Although I wouldn't call Beyonce's R&B-flavoured pop diverse, she at least stands out from the stadium rock of her fellow headliners.

As for Coldplay, Emily Eavis said in an interview that Glastonbury was "really lucky" to get them, but Coldplay's long-standing friendship with Glastonbury is well-known. This will be the soft-rockers' third time at the festival – they played in 2002 and in 2005.

"We can call on old friends, like Coldplay and Oasis as well, but they've all done it so many times that it's not fair for me to expect them to do it over and over again," Michael Eavis said last year. It hardly feels as though innovation or imagination is the order of this year – while Coldplay put on a masterful show, you can't help feeling that were chosen because they are the safe option, and proven successful with the Glastonbury crowd.

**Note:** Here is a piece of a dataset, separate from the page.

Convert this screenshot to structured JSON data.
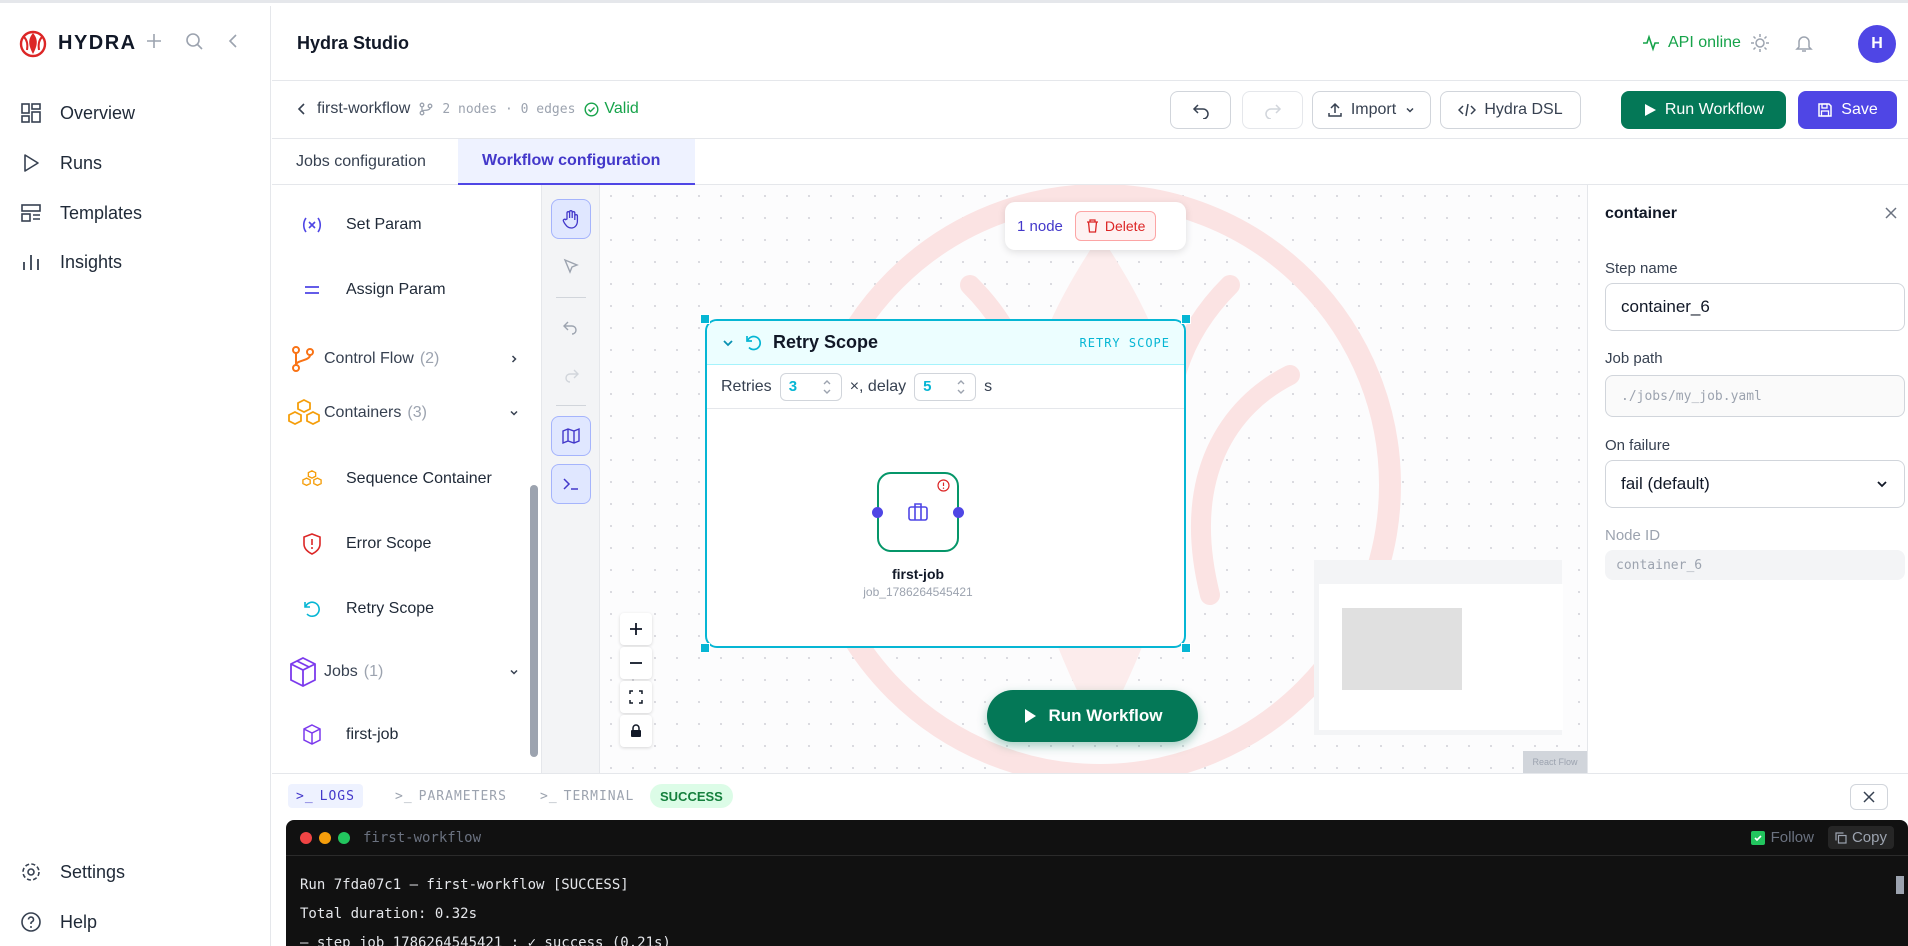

Though not for some, who are lamenting their blandness: "This is the absolute worst news this year, This is so so terrible news, I don't [know] if I can bring myself to pay for the rest of the ticket", said one who has reserved one of the 175,000 tickets, costing £195.

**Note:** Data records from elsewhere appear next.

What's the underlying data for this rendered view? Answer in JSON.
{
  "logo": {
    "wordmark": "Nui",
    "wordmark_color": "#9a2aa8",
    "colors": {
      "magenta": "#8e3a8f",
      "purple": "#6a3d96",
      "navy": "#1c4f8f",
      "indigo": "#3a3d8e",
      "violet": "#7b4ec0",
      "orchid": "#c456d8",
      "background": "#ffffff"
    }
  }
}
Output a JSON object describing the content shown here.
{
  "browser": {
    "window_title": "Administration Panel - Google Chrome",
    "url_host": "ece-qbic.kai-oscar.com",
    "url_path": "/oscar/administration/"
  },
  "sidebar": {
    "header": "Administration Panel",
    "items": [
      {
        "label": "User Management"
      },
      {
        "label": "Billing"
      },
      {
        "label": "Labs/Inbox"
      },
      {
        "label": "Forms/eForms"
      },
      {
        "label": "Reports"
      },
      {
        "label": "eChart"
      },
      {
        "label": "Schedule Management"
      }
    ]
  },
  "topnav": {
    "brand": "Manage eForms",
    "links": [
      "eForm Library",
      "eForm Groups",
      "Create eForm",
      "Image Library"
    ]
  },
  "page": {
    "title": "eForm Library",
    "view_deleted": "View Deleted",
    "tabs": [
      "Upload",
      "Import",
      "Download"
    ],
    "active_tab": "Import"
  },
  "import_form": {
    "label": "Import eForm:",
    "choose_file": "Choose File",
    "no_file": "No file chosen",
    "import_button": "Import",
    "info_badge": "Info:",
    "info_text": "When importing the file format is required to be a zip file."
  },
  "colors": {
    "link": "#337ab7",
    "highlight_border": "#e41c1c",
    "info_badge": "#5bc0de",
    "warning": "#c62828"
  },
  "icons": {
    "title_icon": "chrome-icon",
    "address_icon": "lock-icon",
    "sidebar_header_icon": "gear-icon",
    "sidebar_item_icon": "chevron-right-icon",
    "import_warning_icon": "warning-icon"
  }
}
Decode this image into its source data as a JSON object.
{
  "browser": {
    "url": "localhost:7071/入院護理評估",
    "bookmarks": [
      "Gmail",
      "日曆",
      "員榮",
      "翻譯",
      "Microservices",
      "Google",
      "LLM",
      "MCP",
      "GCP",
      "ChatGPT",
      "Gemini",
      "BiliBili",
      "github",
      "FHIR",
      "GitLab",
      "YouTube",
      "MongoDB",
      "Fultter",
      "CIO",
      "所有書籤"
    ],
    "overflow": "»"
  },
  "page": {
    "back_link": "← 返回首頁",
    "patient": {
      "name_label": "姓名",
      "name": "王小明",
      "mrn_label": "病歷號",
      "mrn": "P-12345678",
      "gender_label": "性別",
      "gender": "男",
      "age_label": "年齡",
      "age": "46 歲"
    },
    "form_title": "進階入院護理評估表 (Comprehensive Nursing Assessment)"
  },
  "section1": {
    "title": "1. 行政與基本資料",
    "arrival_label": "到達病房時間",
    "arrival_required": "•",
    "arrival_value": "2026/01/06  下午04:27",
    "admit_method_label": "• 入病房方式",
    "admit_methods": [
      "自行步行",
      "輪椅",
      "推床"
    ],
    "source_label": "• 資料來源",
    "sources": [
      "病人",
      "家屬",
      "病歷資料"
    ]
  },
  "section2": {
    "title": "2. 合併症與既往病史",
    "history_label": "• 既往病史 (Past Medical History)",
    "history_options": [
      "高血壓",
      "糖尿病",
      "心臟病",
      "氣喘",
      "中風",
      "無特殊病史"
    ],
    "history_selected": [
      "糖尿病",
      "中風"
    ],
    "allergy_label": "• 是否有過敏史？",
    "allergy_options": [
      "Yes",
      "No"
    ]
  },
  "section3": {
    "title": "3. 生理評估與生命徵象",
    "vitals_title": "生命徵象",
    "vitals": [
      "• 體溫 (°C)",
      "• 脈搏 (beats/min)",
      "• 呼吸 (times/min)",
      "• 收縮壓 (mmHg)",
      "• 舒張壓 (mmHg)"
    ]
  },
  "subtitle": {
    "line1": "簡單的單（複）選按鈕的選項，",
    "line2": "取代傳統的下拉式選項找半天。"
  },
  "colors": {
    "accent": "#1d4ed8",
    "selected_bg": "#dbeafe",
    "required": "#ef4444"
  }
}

Radiohead would provide the kind of musical diversity Glastonbury craves, but the band have long had an open invitation to the country's greatest gig and not accepted since their legendary 2003 performance.They refused to play in 2008 because of poor transport links, which contradict their environmental credentials. Arcade Fire would also be a hit with younger music fans, but have yet to be invited.

Rock legends The Rolling Stones and Led Zeppelin, both mooted as possible names to take over from U2 last year, have yet to play, and Michael Eavis has been trying to book the former for years. Seven-time Grammy-winner Prince would have been a more thrilling choice, as would legends such as Paul McCartney or David Bowie, who have both played the festival previously. Or why not a truly urban star such as Kanye West, whose album My Beautiful Dark Twisted Fantasy was regarded as one of the best of last year?

That Glastonbury has worked hard to shed its image of being too middle-aged and middle-class only makes these safe choices more of a disappointment. It needs a challenging headliner.